▶ [Exercise aim]: Read the records below. Copy each line where the string "label" occurs.

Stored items
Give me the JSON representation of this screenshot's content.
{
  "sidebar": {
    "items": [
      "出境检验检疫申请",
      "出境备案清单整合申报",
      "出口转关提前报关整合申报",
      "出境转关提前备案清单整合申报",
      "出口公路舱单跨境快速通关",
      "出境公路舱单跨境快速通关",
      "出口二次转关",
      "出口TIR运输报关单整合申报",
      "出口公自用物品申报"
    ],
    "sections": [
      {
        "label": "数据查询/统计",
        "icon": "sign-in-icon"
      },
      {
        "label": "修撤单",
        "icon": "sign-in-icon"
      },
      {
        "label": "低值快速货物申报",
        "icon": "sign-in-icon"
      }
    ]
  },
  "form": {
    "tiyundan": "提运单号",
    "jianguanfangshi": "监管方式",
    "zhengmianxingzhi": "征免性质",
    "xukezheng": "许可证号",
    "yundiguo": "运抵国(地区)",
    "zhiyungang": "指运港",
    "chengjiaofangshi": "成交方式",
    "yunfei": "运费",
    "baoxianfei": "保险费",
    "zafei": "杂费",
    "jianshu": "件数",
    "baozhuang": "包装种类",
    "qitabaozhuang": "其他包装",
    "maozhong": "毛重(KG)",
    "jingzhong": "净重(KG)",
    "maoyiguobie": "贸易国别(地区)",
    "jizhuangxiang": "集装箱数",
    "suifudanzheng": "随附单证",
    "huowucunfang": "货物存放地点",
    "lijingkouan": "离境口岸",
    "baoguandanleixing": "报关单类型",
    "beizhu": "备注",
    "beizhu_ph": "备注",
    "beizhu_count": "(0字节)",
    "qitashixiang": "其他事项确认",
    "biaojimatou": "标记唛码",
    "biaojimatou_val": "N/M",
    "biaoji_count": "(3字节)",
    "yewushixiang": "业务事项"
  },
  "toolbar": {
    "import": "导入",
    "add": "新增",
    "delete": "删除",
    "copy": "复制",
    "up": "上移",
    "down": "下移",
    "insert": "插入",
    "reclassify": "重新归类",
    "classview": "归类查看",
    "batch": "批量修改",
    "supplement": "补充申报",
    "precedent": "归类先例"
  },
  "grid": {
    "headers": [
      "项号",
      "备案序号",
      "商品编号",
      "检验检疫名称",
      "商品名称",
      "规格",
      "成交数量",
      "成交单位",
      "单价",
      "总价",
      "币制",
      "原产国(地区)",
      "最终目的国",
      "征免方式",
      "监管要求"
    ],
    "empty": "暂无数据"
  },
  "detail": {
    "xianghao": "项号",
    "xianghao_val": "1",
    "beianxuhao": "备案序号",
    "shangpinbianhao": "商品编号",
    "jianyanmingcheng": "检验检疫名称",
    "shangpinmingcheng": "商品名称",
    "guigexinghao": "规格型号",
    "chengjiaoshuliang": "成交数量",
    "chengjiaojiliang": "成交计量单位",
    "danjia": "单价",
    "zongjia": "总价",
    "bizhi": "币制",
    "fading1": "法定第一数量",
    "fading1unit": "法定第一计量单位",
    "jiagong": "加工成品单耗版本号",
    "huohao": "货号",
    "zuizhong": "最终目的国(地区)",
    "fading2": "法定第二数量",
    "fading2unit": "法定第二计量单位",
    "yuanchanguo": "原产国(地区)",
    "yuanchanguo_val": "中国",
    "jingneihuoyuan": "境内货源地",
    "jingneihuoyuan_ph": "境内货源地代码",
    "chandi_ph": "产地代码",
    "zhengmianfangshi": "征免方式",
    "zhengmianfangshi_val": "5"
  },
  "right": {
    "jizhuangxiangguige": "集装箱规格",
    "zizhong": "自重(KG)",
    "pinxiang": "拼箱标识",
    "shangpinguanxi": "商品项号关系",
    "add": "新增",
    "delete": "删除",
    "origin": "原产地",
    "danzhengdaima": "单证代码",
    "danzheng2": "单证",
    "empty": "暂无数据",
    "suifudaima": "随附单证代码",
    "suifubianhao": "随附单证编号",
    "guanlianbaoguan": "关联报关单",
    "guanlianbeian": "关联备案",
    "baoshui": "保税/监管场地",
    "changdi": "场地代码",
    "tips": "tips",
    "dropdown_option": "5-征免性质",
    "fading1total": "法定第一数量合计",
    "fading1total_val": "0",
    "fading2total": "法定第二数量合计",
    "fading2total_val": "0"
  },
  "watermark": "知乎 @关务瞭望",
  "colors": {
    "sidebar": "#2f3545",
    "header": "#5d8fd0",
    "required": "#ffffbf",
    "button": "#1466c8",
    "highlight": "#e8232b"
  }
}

▶ [Problem solution]:
        "label": "数据查询/统计",
        "label": "修撤单",
        "label": "低值快速货物申报",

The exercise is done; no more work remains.